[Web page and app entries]
------------------------------------------------------------

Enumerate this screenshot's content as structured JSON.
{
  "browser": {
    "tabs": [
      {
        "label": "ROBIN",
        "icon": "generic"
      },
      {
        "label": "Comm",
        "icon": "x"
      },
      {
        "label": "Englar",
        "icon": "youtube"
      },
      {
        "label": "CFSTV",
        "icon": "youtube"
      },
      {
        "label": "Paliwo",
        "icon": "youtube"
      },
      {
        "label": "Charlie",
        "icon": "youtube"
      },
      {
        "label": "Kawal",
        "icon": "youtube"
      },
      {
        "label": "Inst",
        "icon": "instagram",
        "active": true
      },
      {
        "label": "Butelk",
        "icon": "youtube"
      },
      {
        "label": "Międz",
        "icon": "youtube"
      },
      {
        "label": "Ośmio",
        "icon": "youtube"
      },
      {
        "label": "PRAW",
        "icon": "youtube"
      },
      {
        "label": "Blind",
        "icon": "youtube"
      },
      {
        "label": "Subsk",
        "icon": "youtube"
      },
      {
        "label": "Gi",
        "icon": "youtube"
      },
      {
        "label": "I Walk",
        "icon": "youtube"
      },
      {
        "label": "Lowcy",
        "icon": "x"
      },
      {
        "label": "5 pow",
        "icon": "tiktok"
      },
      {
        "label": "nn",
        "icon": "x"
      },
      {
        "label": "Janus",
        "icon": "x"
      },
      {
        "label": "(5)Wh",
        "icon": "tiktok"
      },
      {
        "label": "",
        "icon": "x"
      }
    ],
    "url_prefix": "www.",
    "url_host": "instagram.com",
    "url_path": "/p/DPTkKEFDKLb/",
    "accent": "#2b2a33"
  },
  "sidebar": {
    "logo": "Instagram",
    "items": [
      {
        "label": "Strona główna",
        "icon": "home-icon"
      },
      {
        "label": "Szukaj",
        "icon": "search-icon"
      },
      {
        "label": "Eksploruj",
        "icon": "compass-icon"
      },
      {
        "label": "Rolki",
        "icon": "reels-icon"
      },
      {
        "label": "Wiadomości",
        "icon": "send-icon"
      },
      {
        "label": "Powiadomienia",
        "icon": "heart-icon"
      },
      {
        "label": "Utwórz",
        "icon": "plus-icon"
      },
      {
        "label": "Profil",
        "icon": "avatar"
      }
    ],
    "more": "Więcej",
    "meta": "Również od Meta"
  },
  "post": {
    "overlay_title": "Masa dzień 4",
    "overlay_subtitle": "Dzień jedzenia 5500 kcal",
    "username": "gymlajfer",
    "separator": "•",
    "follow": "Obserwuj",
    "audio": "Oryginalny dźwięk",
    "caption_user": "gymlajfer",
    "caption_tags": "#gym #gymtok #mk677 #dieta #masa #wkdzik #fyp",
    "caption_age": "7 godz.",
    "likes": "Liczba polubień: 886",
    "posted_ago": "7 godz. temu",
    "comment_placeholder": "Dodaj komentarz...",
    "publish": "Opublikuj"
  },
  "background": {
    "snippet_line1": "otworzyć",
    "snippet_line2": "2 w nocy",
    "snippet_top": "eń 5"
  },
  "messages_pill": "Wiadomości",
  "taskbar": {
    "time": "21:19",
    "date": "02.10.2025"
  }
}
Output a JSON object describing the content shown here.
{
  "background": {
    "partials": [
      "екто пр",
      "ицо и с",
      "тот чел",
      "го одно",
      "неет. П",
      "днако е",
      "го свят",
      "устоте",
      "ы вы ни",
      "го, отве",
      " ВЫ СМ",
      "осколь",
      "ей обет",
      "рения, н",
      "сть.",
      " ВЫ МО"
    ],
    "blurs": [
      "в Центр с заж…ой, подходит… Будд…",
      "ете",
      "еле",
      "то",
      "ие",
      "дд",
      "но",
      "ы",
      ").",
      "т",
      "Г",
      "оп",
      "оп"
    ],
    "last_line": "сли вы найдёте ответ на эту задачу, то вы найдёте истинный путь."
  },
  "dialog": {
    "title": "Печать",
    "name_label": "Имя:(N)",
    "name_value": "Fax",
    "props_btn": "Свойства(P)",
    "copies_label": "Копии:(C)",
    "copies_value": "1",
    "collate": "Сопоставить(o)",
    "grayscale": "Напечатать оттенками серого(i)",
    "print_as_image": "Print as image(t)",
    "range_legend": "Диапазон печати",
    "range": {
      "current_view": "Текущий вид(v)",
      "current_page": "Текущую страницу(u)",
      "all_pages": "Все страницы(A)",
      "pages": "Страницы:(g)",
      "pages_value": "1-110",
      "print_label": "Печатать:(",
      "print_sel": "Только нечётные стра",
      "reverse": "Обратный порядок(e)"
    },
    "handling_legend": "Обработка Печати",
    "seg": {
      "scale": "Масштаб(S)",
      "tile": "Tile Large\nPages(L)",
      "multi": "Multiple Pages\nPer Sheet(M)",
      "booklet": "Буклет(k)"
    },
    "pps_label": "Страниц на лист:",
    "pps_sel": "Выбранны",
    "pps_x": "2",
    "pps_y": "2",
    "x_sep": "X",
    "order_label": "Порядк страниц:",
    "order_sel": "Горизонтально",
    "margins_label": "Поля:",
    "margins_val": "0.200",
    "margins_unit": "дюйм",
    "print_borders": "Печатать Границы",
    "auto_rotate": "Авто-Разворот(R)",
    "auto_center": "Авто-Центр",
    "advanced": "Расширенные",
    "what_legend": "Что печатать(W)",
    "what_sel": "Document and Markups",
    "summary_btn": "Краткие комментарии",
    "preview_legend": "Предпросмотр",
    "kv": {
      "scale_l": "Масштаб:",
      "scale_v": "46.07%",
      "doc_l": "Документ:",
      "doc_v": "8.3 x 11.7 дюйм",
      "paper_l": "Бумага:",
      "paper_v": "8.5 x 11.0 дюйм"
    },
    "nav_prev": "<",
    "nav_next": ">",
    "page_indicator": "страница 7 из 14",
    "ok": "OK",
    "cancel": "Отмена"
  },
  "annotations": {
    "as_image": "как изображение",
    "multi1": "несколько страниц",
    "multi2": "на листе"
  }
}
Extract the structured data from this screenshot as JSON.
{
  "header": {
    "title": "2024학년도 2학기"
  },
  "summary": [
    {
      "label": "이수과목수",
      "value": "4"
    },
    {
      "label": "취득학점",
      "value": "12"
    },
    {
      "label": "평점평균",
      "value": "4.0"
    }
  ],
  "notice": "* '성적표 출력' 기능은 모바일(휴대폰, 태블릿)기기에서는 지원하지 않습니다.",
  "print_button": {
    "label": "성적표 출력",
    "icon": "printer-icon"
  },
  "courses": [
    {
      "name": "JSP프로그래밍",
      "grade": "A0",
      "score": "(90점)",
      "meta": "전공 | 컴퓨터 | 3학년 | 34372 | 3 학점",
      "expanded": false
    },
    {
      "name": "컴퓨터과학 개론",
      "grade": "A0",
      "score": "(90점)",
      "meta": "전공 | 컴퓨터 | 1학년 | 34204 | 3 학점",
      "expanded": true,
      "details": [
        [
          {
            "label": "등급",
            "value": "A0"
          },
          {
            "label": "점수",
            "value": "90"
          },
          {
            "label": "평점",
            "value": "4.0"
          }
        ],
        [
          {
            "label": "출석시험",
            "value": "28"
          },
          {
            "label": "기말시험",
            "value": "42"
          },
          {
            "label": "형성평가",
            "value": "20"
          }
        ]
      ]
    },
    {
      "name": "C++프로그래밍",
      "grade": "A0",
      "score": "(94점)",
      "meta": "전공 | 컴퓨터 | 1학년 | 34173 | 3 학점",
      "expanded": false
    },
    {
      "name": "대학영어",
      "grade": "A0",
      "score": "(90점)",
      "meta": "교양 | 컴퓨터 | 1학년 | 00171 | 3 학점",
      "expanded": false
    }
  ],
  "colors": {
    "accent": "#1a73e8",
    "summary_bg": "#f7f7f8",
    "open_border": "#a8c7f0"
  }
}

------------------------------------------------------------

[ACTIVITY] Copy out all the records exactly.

[TASK OUTPUT]
Enumerate this screenshot's content as structured JSON.
{
  "browser": {
    "tabs": [
      {
        "label": "ROBIN",
        "icon": "generic"
      },
      {
        "label": "Comm",
        "icon": "x"
      },
      {
        "label": "Englar",
        "icon": "youtube"
      },
      {
        "label": "CFSTV",
        "icon": "youtube"
      },
      {
        "label": "Paliwo",
        "icon": "youtube"
      },
      {
        "label": "Charlie",
        "icon": "youtube"
      },
      {
        "label": "Kawal",
        "icon": "youtube"
      },
      {
        "label": "Inst",
        "icon": "instagram",
        "active": true
      },
      {
        "label": "Butelk",
        "icon": "youtube"
      },
      {
        "label": "Międz",
        "icon": "youtube"
      },
      {
        "label": "Ośmio",
        "icon": "youtube"
      },
      {
        "label": "PRAW",
        "icon": "youtube"
      },
      {
        "label": "Blind",
        "icon": "youtube"
      },
      {
        "label": "Subsk",
        "icon": "youtube"
      },
      {
        "label": "Gi",
        "icon": "youtube"
      },
      {
        "label": "I Walk",
        "icon": "youtube"
      },
      {
        "label": "Lowcy",
        "icon": "x"
      },
      {
        "label": "5 pow",
        "icon": "tiktok"
      },
      {
        "label": "nn",
        "icon": "x"
      },
      {
        "label": "Janus",
        "icon": "x"
      },
      {
        "label": "(5)Wh",
        "icon": "tiktok"
      },
      {
        "label": "",
        "icon": "x"
      }
    ],
    "url_prefix": "www.",
    "url_host": "instagram.com",
    "url_path": "/p/DPTkKEFDKLb/",
    "accent": "#2b2a33"
  },
  "sidebar": {
    "logo": "Instagram",
    "items": [
      {
        "label": "Strona główna",
        "icon": "home-icon"
      },
      {
        "label": "Szukaj",
        "icon": "search-icon"
      },
      {
        "label": "Eksploruj",
        "icon": "compass-icon"
      },
      {
        "label": "Rolki",
        "icon": "reels-icon"
      },
      {
        "label": "Wiadomości",
        "icon": "send-icon"
      },
      {
        "label": "Powiadomienia",
        "icon": "heart-icon"
      },
      {
        "label": "Utwórz",
        "icon": "plus-icon"
      },
      {
        "label": "Profil",
        "icon": "avatar"
      }
    ],
    "more": "Więcej",
    "meta": "Również od Meta"
  },
  "post": {
    "overlay_title": "Masa dzień 4",
    "overlay_subtitle": "Dzień jedzenia 5500 kcal",
    "username": "gymlajfer",
    "separator": "•",
    "follow": "Obserwuj",
    "audio": "Oryginalny dźwięk",
    "caption_user": "gymlajfer",
    "caption_tags": "#gym #gymtok #mk677 #dieta #masa #wkdzik #fyp",
    "caption_age": "7 godz.",
    "likes": "Liczba polubień: 886",
    "posted_ago": "7 godz. temu",
    "comment_placeholder": "Dodaj komentarz...",
    "publish": "Opublikuj"
  },
  "background": {
    "snippet_line1": "otworzyć",
    "snippet_line2": "2 w nocy",
    "snippet_top": "eń 5"
  },
  "messages_pill": "Wiadomości",
  "taskbar": {
    "time": "21:19",
    "date": "02.10.2025"
  }
}
Output a JSON object describing the content shown here.
{
  "background": {
    "partials": [
      "екто пр",
      "ицо и с",
      "тот чел",
      "го одно",
      "неет. П",
      "днако е",
      "го свят",
      "устоте",
      "ы вы ни",
      "го, отве",
      " ВЫ СМ",
      "осколь",
      "ей обет",
      "рения, н",
      "сть.",
      " ВЫ МО"
    ],
    "blurs": [
      "в Центр с заж…ой, подходит… Будд…",
      "ете",
      "еле",
      "то",
      "ие",
      "дд",
      "но",
      "ы",
      ").",
      "т",
      "Г",
      "оп",
      "оп"
    ],
    "last_line": "сли вы найдёте ответ на эту задачу, то вы найдёте истинный путь."
  },
  "dialog": {
    "title": "Печать",
    "name_label": "Имя:(N)",
    "name_value": "Fax",
    "props_btn": "Свойства(P)",
    "copies_label": "Копии:(C)",
    "copies_value": "1",
    "collate": "Сопоставить(o)",
    "grayscale": "Напечатать оттенками серого(i)",
    "print_as_image": "Print as image(t)",
    "range_legend": "Диапазон печати",
    "range": {
      "current_view": "Текущий вид(v)",
      "current_page": "Текущую страницу(u)",
      "all_pages": "Все страницы(A)",
      "pages": "Страницы:(g)",
      "pages_value": "1-110",
      "print_label": "Печатать:(",
      "print_sel": "Только нечётные стра",
      "reverse": "Обратный порядок(e)"
    },
    "handling_legend": "Обработка Печати",
    "seg": {
      "scale": "Масштаб(S)",
      "tile": "Tile Large\nPages(L)",
      "multi": "Multiple Pages\nPer Sheet(M)",
      "booklet": "Буклет(k)"
    },
    "pps_label": "Страниц на лист:",
    "pps_sel": "Выбранны",
    "pps_x": "2",
    "pps_y": "2",
    "x_sep": "X",
    "order_label": "Порядк страниц:",
    "order_sel": "Горизонтально",
    "margins_label": "Поля:",
    "margins_val": "0.200",
    "margins_unit": "дюйм",
    "print_borders": "Печатать Границы",
    "auto_rotate": "Авто-Разворот(R)",
    "auto_center": "Авто-Центр",
    "advanced": "Расширенные",
    "what_legend": "Что печатать(W)",
    "what_sel": "Document and Markups",
    "summary_btn": "Краткие комментарии",
    "preview_legend": "Предпросмотр",
    "kv": {
      "scale_l": "Масштаб:",
      "scale_v": "46.07%",
      "doc_l": "Документ:",
      "doc_v": "8.3 x 11.7 дюйм",
      "paper_l": "Бумага:",
      "paper_v": "8.5 x 11.0 дюйм"
    },
    "nav_prev": "<",
    "nav_next": ">",
    "page_indicator": "страница 7 из 14",
    "ok": "OK",
    "cancel": "Отмена"
  },
  "annotations": {
    "as_image": "как изображение",
    "multi1": "несколько страниц",
    "multi2": "на листе"
  }
}
Extract the structured data from this screenshot as JSON.
{
  "header": {
    "title": "2024학년도 2학기"
  },
  "summary": [
    {
      "label": "이수과목수",
      "value": "4"
    },
    {
      "label": "취득학점",
      "value": "12"
    },
    {
      "label": "평점평균",
      "value": "4.0"
    }
  ],
  "notice": "* '성적표 출력' 기능은 모바일(휴대폰, 태블릿)기기에서는 지원하지 않습니다.",
  "print_button": {
    "label": "성적표 출력",
    "icon": "printer-icon"
  },
  "courses": [
    {
      "name": "JSP프로그래밍",
      "grade": "A0",
      "score": "(90점)",
      "meta": "전공 | 컴퓨터 | 3학년 | 34372 | 3 학점",
      "expanded": false
    },
    {
      "name": "컴퓨터과학 개론",
      "grade": "A0",
      "score": "(90점)",
      "meta": "전공 | 컴퓨터 | 1학년 | 34204 | 3 학점",
      "expanded": true,
      "details": [
        [
          {
            "label": "등급",
            "value": "A0"
          },
          {
            "label": "점수",
            "value": "90"
          },
          {
            "label": "평점",
            "value": "4.0"
          }
        ],
        [
          {
            "label": "출석시험",
            "value": "28"
          },
          {
            "label": "기말시험",
            "value": "42"
          },
          {
            "label": "형성평가",
            "value": "20"
          }
        ]
      ]
    },
    {
      "name": "C++프로그래밍",
      "grade": "A0",
      "score": "(94점)",
      "meta": "전공 | 컴퓨터 | 1학년 | 34173 | 3 학점",
      "expanded": false
    },
    {
      "name": "대학영어",
      "grade": "A0",
      "score": "(90점)",
      "meta": "교양 | 컴퓨터 | 1학년 | 00171 | 3 학점",
      "expanded": false
    }
  ],
  "colors": {
    "accent": "#1a73e8",
    "summary_bg": "#f7f7f8",
    "open_border": "#a8c7f0"
  }
}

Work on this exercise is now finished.